An optometrist is a Doctor of Optometry, an O.D. (not to be confused with a Doctor of Medicine, an M.D.). To become an optometrist, one must complete pre-professional undergraduate college education followed by 4 years of professional education in a college of optometry. In optometric school, the student receives education primarily about the eyes and does not receive a comprehensive education regarding the rest of the body and systemic disease processes. The graduate is then eligible to become licensed by a state as an optometrist. Some optometrists also do further postgraduate residency in a subspecialty of optometry such as low vision rehabilitation, primary eye care, geriatric optometry, pediatric optometry, family eye care, contact lenses, sports vision, or vision therapy.
Optometrists are licensed by the individual states to practice optometry, just as physicians are licensed to practice medicine by the individual states. Optometrists can perform an eye examination and can determine the presence of vision-related problems. They can also prescribe eyeglasses and contact lenses. Depending on the state in which they practice, optometrists may be allowed to treat eye diseases and prescribe eye drops for various conditions, but they are not trained or licensed to perform surgery in an operating room.

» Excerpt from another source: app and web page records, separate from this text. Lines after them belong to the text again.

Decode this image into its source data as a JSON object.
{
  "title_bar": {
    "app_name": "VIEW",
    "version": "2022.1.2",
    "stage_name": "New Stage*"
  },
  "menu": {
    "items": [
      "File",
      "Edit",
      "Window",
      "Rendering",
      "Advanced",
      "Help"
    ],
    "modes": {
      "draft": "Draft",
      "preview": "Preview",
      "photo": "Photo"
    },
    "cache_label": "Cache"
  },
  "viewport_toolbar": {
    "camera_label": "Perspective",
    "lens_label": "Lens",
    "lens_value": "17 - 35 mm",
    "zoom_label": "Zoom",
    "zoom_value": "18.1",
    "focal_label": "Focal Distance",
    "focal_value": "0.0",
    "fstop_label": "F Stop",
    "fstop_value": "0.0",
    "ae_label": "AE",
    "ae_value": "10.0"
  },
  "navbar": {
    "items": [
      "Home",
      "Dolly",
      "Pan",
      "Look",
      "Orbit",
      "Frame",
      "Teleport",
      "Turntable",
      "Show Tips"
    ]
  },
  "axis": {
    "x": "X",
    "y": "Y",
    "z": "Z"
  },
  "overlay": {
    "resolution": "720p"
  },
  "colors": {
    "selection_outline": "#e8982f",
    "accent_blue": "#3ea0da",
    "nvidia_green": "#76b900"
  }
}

Throughout all the states in the U.S., optometrists are licensed to provide primary eye care services, including eye examinations and diagnosis of eye diseases. In certain states, optometrists are allowed to medically treat eye diseases such as glaucoma, cataracts, and retinal diseases and, in certain states in the U.S., to treat them medically. In addition, in certain states, optometrists may also perform minor surgical procedures such as the removal of foreign bodies. Over the years, all states have expanded their laws regarding the allowable scope of optometric practice to allow optometrists to perform functions that the specific state deems them able to do, pursuant to their education and training. Currently some states allow optometrists to use and prescribe oral medication. The federal government has allowed optometrists to bill through the Medicare system and receive payment from Health and Human Services (HHS). Similar to ophthalmologists, there are no federal standards for optometrists that address their qualifications or limit of practice. Under the U.S. Constitution, those standards are reserved for the individual states. There are national optometric professional organizations and societies, the most important being the American Optometric Association. There are also State Societies of Optometry in every state.
Ophthalmologists often work closely with optometrists to provide integrated eye care for their mutual patients. Some optometrists work in the same practice as ophthalmologists, providing refractive (glasses and contact lenses) services, surgical screening, analysis of technical measurements prior to surgery, postsurgical care, emergency care, and other medical services. Other optometrists may work in an independent practice or in conjunction with a national eye care chain. In many of these optometric practices, frequent referrals to ophthalmologists for surgical or medical care of serious illnesses may occur. Conversely, some ophthalmologists may refer patients to optometrists for primary eye care, refractions, contact lenses, prescription eyeglass lenses, glasses fittings, and postsurgical care.
Last Editorial Review: 5/20/2013